Your task – Would you output the following records verbatim and skip the images in them?

Recorded information below:

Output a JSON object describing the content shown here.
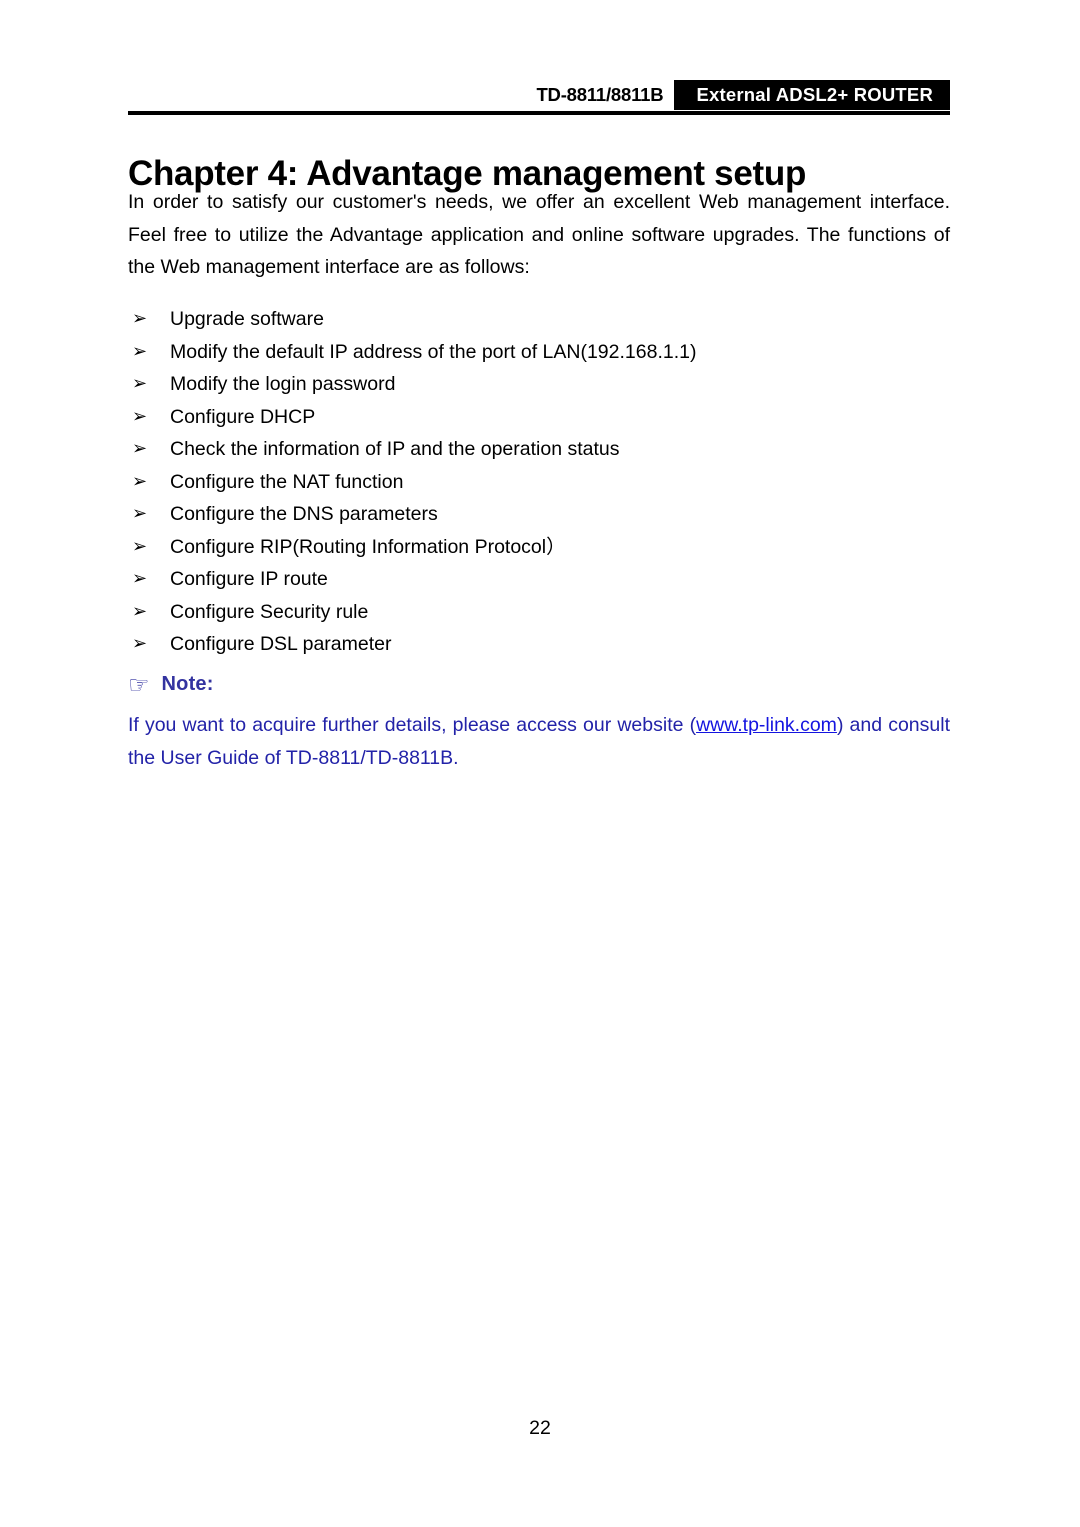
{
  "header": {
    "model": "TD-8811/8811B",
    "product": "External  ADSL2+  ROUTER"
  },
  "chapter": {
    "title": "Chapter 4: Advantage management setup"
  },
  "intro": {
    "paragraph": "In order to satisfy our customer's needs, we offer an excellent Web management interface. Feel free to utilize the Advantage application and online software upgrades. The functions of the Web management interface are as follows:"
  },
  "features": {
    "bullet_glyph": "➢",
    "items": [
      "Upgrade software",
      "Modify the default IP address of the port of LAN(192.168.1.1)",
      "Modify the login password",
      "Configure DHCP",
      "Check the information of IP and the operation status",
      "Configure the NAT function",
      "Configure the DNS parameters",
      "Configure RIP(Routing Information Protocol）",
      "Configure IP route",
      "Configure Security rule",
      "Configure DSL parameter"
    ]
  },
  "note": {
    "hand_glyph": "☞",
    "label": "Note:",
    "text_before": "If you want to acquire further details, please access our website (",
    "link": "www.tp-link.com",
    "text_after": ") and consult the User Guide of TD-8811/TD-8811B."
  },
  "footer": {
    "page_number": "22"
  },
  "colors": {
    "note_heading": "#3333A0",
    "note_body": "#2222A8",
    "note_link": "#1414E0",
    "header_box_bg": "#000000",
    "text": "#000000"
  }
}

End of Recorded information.

Exercise output –
Output a JSON object describing the content shown here.
{
  "header": {
    "model": "TD-8811/8811B",
    "product": "External  ADSL2+  ROUTER"
  },
  "chapter": {
    "title": "Chapter 4: Advantage management setup"
  },
  "intro": {
    "paragraph": "In order to satisfy our customer's needs, we offer an excellent Web management interface. Feel free to utilize the Advantage application and online software upgrades. The functions of the Web management interface are as follows:"
  },
  "features": {
    "bullet_glyph": "➢",
    "items": [
      "Upgrade software",
      "Modify the default IP address of the port of LAN(192.168.1.1)",
      "Modify the login password",
      "Configure DHCP",
      "Check the information of IP and the operation status",
      "Configure the NAT function",
      "Configure the DNS parameters",
      "Configure RIP(Routing Information Protocol）",
      "Configure IP route",
      "Configure Security rule",
      "Configure DSL parameter"
    ]
  },
  "note": {
    "hand_glyph": "☞",
    "label": "Note:",
    "text_before": "If you want to acquire further details, please access our website (",
    "link": "www.tp-link.com",
    "text_after": ") and consult the User Guide of TD-8811/TD-8811B."
  },
  "footer": {
    "page_number": "22"
  },
  "colors": {
    "note_heading": "#3333A0",
    "note_body": "#2222A8",
    "note_link": "#1414E0",
    "header_box_bg": "#000000",
    "text": "#000000"
  }
}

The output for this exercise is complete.